Two bit-players are POWs in an unspecified war. A prison warden prepares them for their future life as free men, in the land ruled by their captors. They have to convince their new rulers of loyalty and valour in order to gain freedom. Dark comedy and deep horror alternate in this play that looks at what happens to human beings when they start trusting the language of war.
Sladjana Vujovic is a London-based playwright who is originally from Montenegro. The Tender Mercies is an Edinburgh Fringe First Award winner.
Read the playtext from the collection Eastern Promise.
The Little Black Book
by Jean-Claude Carriere, translated by Solvene Tiffou
One morning, Jean-Jacques leaves his door ajar – and a total stranger slips into his life. Is she deranged, a squatter, or a woman from his past? As a lawyer, he should know how to get rid of her, but as a man, he has no idea. His orderly world is turned upside-down when what started as a comic encounter changes his life forever.
Jean-Claude Carrière is a French novelist, screenwriter, actor and Academy Award honoree. L'aide–memoire was produced in Paris in 1968 and later on Broadway as The Little Black Book in 1972.
Moving Bodies by Arthur Giron

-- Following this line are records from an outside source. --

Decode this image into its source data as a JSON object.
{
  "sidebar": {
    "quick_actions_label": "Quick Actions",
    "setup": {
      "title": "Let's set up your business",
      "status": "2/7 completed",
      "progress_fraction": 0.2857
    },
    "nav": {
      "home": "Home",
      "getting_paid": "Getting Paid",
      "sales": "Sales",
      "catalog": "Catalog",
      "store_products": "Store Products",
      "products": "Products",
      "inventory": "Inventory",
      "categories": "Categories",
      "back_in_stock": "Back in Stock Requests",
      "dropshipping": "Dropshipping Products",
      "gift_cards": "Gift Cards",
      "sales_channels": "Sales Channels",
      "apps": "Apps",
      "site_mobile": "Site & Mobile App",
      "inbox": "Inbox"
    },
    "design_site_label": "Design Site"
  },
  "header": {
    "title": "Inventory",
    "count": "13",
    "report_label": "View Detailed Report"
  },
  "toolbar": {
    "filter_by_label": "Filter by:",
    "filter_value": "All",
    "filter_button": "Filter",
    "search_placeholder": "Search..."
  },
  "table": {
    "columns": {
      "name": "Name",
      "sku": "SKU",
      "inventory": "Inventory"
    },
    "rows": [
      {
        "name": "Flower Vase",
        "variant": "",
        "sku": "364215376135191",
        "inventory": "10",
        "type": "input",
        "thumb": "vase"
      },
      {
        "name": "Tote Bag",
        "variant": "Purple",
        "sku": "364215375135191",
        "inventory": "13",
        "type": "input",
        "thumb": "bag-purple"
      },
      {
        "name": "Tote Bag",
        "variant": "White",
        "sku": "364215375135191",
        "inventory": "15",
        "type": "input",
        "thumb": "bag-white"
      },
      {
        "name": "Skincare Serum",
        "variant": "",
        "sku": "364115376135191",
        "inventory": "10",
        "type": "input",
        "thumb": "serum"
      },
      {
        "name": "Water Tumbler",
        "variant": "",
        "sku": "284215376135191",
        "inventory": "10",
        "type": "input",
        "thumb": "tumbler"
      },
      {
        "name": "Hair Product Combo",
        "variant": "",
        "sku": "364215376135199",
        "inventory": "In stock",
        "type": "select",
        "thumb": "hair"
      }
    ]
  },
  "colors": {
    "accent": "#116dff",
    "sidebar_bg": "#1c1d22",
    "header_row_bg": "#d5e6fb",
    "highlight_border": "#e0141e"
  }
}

Moving Bodies is a chronicle of the brilliant life of Nobel Prize-winning scientist Richard Feynman. From his role in the development of the atomic bomb to his controversial testimony at the investigation of the Challenger disaster, Feynman casts a long shadow across the worlds of physics and mathematics. Through playwright Arthur Giron's eyes, we see how Feynman became one of the most important scientists of our time.
Our Enemies: Lively Scenes of Love and Combat by Yussef El Guindi
Our Enemies examines the intra-Muslim conflicts that face writers, imams, and second-generation Arab Americans. The successful Arab writer Mohsen is pitted against the struggling writer Gamal and his novelist girlfriend Noor. Each has contended with the idea of 'selling out' and are frustrated at the way their fellow writers represent their culture in the American media.
Yussef El Guindi is a prolific Arab American playwright of Egyptian descent. Our Enemies won the M. Elizabeth Osborn Award in 2009.
Read the playtext in The Selected Works of Yussef El Guindi.
Indian Arm by Hiro Kanagawa
Adapted from Henrik Ibsen's Little Eyolf, this is the story of Rita and Alfred Allmers who live in an isolated family cabin on native leasehold land overlooking Indian Arm, a still untamed glacial fjord just north of Vancouver, BC. The fragile impasse of their lives is torn asunder by the appearance of Janice, the surviving member of the Indigenous family who leased the land to Rita’s reclusive and mysterious father over 50 years ago. With the lease now expired, they are all engulfed by the secrets and contradictions of their lives and of the land itself – in both the past and the present – and their stories are drawn inexorably toward an unspeakable tragedy.
Indian Arm won the Governor General's Literary Award for Drama in 2017.
Bone Cage by Catherine Banks
Bone Cage examines how young people in rural communities, employed in the destruction of the environment they love, treat the people they love at the end of their shift. Bone Cage is about the difficulty in growing and hanging on to dreams in a world where dreams are seen as impractical or weak. It is funny. It is tragic. It is about different kinds of escaping. It is about a soul trapped in its own rib cage, a cage of bone, a bone cage.
Bone Cage was awarded the Special Merit prize in the Theatre BC New Play Competition in 2002 and the Governor General's Literary Award for Drama in 2008.